In rat cerebral cortex synaptosomes preloaded with L-[3H]-glutamate and [14C]-GABA, vesicular release could be successfully differentiated from cytoplasmic release when the depolarizing stimulus was raised K+ ion concentration. However, human synaptosomes did not give clear-cut results. Experiments were carried out to optimize the release paradigm as well as to improve the vesicular uptake of labeled transmitters. A "pulsechase" protocol was developed and performed in human tissue samples in order to enhance the release signal derived from exocytosis, by reducing the cytoplasmic pool of L-[3H]-glutamate. However, the two release profiles remained very close to one another; total release was not enhanced effectively relative to the non-pulse-chase protocol. It was concluded that the pulse-chase protocol did not build up the vesicular pool of L-[3H]-glutamate, though the cytoplasmic L-[3H]-glutamate was effectively depressed by D-aspartate chasing.
Further studies applied 4-AP to trigger release of amino acid transmitters, to prevent the problem of the reversal of plasma membrane transporters caused by raised K+ ion concentration. In addition, 1 mM ATP was added to the incubation medium to enhance the vesicular uptake of labeled transmitters. The results showed that the application of 4-AP caused the amino acid transmitters to be released from the rat synaptosomes, but failed to produce successful release signals in the human tissue experiments.
The findings suggest that vesicular exocytosis may be impaired by freezing and affected by post-mortem delay (PMD). Model studies showed that the freezing step had a major effect on Ca2+-dependent release, as less L-[3H]-glutamate and [14C]-GABA were released from synaptosomes prepared from frozen rat tissue. There was an indication of a decline in L-[3H]-glutamate release with increasing PMD, though the regression test failed to achieve significance because of the small sample size.

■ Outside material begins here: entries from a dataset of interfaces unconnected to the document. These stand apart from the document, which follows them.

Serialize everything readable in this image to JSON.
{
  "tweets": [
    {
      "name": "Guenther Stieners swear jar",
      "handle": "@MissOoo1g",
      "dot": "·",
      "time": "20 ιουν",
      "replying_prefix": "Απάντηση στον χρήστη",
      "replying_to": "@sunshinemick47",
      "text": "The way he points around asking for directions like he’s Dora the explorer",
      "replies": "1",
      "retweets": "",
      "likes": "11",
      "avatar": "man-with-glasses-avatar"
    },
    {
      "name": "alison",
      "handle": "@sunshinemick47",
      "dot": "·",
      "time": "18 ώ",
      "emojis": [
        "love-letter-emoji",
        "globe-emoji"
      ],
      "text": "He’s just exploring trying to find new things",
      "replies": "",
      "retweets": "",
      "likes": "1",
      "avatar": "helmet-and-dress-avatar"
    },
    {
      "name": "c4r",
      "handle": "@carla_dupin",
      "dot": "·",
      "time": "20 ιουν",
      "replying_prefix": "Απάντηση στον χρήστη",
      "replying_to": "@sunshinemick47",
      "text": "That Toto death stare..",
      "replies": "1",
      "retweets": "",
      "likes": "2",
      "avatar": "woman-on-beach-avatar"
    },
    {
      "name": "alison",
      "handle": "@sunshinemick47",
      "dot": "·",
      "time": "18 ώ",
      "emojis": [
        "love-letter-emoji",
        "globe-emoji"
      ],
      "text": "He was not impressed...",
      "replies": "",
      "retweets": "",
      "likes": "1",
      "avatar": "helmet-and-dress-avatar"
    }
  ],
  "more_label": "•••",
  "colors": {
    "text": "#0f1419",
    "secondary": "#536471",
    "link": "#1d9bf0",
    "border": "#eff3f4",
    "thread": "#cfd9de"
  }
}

Finally, electrical stimulation was used to distinguish the vesicular from the cytoplasmic component of transmitter release in human synaptosomes. The application of electrical pulses causes rapid changes in neural activity that mimics the physiological input to nerve-endings, and can elicit successive release peaks from synaptosomes. After incubation with radiolabeled transmitters and washout, synaptosomes were stimulated with electrical pulses (10 V bipolar square waves, 0.4 msec pulse width, 100/s) for 1.5 min epochs in the presence and absence of Ca2+ ions (these stimulation parameters were found to be optimal). Fractions were collected and analyzed for released radioactivity. Both L-[3H]-glutamate and [14C]-GABA showed a clear enhancement of release in the presence of Ca2+ ions (P < 0.001 in both instances); the increment is most likely due to release from synaptic vesicles. L-[3H]-glutamate (P < 0.05), but not [14C]-GABA (NS), release was significantly higher in synaptosomes from alcoholics. The excitation: inhibition balance may be altered in chronic alcoholics in a way that would tend to promote the loss of neurons by excitotoxicity.